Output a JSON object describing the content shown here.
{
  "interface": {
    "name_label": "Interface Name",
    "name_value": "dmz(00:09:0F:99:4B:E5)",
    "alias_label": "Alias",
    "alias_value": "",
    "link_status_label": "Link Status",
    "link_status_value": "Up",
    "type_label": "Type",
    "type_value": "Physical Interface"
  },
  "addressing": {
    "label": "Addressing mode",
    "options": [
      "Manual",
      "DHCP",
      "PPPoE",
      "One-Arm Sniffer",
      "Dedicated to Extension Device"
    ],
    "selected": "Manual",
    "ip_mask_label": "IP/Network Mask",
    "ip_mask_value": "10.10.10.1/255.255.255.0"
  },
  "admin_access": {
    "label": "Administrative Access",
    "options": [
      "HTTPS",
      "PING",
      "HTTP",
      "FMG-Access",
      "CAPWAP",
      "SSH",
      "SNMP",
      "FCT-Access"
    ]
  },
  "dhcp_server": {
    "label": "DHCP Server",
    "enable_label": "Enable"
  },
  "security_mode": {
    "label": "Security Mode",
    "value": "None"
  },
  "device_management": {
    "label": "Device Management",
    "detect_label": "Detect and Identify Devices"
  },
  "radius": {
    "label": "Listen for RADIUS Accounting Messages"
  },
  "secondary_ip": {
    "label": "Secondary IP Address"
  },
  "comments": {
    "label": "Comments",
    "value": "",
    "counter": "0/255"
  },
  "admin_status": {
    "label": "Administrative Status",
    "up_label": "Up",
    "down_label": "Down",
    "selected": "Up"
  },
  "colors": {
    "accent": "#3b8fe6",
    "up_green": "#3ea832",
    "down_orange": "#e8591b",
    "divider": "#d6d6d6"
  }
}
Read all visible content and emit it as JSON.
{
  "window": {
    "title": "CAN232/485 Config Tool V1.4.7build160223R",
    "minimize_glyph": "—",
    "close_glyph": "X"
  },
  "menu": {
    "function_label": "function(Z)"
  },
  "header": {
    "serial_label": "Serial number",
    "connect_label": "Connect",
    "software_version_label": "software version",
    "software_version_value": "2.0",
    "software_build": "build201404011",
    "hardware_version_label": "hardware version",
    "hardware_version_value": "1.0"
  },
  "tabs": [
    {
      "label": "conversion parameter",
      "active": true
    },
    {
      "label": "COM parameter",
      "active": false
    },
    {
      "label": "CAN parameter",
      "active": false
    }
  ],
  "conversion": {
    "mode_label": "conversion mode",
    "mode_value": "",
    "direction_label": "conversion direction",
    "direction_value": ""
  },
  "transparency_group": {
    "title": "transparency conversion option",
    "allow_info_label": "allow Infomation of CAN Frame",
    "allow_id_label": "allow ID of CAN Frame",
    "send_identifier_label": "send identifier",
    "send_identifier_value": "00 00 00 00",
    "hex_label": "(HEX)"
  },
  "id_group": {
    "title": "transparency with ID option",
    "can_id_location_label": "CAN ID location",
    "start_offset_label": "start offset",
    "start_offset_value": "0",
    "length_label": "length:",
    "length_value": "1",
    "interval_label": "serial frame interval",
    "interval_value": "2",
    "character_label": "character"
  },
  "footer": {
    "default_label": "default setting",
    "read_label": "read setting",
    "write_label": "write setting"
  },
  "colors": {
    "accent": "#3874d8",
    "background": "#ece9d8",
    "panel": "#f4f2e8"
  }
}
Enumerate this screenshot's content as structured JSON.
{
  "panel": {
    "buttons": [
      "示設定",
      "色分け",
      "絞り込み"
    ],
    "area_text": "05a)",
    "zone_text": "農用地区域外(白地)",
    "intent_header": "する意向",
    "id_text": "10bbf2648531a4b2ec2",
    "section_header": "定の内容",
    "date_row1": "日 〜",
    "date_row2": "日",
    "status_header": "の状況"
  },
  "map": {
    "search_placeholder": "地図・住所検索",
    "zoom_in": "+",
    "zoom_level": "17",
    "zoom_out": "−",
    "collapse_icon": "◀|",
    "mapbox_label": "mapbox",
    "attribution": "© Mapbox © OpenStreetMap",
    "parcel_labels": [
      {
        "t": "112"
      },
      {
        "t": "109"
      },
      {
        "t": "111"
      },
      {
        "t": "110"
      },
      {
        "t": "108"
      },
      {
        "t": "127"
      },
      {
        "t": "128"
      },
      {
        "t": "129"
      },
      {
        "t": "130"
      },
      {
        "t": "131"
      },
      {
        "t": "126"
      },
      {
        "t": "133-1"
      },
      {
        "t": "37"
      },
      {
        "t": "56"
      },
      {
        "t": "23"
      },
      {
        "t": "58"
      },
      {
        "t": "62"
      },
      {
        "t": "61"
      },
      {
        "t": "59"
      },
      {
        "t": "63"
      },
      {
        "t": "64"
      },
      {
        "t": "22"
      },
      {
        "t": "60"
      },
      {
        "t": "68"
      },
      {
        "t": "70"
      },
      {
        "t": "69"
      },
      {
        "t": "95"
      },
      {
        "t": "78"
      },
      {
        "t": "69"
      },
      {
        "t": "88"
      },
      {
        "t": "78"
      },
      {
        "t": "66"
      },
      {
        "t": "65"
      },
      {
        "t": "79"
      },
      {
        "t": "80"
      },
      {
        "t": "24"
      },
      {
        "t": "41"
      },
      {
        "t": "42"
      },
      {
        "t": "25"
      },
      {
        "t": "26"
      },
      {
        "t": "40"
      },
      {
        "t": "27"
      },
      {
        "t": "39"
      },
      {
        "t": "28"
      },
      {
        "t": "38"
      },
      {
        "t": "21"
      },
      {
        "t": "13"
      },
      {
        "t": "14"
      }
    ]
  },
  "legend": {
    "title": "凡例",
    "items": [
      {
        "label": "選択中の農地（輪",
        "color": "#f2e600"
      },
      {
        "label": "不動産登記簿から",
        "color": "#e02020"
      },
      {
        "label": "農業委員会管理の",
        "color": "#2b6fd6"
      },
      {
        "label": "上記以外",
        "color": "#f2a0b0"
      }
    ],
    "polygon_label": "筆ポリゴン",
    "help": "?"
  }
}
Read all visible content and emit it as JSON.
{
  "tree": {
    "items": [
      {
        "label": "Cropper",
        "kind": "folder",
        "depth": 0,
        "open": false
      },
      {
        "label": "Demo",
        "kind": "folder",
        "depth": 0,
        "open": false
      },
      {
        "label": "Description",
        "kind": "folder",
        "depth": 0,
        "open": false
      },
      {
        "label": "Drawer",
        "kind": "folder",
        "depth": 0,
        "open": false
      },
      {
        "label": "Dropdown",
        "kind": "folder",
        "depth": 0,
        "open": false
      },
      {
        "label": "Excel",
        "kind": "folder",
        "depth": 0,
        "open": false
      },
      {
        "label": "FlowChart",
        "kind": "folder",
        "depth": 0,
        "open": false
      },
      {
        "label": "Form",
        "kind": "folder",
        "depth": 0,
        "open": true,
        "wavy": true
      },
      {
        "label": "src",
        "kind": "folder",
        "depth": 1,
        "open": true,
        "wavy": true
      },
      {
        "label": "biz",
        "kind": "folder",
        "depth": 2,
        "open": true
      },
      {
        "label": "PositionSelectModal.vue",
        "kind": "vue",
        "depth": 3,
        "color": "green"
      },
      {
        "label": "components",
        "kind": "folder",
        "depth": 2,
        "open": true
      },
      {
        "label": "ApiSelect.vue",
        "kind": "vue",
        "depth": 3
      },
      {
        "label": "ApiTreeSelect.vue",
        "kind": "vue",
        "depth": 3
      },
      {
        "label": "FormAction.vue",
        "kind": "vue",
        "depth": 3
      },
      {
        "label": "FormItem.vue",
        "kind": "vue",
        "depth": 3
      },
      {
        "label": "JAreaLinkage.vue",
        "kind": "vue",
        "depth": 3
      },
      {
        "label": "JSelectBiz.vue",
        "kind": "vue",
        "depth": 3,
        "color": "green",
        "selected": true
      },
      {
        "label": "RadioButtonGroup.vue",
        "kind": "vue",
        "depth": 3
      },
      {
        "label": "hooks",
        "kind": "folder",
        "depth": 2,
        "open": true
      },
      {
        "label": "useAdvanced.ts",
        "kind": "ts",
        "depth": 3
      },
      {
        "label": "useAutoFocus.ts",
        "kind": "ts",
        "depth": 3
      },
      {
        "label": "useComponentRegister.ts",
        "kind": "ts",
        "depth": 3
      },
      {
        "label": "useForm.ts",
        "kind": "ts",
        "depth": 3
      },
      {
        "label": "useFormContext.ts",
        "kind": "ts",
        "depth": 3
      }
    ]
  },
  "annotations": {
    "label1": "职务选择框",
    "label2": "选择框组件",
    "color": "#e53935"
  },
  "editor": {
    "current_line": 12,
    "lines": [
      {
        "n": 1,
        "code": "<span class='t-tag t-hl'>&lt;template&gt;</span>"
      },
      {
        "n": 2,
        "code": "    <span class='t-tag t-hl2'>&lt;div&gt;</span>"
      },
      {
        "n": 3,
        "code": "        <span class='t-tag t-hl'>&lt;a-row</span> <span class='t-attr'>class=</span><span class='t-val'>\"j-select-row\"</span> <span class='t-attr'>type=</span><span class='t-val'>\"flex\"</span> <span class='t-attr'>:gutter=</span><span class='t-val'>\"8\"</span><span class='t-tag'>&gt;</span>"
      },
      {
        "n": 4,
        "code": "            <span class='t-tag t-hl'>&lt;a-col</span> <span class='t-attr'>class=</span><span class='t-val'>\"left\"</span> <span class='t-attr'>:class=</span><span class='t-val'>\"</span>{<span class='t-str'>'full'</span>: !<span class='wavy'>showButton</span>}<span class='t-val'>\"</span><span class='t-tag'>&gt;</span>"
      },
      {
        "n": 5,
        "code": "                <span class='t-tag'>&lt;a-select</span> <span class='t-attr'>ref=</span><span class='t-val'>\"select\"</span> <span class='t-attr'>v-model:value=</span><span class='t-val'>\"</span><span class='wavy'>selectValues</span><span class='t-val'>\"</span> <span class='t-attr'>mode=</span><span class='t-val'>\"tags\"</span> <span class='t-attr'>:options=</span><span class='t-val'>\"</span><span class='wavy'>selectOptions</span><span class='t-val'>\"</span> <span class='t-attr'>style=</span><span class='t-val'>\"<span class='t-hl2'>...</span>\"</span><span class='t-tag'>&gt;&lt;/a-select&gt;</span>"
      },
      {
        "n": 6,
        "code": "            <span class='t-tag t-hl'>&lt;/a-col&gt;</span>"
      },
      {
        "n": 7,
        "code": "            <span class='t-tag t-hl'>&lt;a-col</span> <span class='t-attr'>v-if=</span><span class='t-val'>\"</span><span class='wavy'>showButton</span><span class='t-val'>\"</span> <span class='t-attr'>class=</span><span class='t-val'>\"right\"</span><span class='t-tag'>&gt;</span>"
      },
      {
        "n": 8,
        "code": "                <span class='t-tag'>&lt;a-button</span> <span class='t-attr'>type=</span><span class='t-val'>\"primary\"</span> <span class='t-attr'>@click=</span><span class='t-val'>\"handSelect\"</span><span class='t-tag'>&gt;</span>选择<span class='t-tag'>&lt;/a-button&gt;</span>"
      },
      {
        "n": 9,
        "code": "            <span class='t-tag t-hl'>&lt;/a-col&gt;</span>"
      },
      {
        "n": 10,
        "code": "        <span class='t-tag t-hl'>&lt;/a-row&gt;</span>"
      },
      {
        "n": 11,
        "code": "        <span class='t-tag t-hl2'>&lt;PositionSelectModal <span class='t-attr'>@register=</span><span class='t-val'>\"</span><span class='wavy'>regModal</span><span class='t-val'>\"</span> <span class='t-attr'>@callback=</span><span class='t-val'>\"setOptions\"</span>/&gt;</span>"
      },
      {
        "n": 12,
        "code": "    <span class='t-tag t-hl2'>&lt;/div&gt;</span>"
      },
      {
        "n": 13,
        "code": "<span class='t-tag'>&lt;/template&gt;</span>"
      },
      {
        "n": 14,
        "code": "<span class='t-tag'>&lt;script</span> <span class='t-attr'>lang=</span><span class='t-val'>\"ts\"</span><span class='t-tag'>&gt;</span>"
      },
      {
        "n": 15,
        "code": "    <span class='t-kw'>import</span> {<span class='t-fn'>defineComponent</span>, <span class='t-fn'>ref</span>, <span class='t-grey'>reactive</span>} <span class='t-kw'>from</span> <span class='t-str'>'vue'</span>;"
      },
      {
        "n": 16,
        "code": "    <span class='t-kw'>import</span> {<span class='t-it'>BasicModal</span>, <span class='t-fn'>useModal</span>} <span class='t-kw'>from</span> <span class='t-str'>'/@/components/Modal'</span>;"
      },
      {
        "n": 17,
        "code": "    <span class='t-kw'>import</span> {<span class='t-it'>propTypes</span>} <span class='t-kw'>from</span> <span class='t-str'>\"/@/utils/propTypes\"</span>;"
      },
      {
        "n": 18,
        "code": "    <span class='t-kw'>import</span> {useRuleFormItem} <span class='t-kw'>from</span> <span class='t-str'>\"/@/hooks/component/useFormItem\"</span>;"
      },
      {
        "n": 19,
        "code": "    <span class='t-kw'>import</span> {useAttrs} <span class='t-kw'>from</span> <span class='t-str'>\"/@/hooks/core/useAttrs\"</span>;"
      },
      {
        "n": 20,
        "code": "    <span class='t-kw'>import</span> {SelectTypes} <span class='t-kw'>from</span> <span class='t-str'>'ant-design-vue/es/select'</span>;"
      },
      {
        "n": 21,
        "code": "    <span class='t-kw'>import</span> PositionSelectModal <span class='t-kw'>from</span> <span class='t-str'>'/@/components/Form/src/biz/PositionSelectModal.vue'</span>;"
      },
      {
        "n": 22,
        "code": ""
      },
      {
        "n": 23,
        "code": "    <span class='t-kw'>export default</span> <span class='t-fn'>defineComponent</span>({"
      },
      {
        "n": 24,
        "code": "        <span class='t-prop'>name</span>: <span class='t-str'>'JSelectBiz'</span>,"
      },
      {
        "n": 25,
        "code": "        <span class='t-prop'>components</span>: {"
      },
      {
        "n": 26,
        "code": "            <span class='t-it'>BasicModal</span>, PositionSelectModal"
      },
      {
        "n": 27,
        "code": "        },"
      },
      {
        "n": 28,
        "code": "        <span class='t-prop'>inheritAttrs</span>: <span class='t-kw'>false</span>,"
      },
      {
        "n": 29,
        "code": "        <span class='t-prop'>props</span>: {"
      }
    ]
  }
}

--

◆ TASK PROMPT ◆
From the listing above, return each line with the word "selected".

◆ FINISHED EXERCISE ◆
    "selected": "Manual",
    "selected": "Up"
        "selected": true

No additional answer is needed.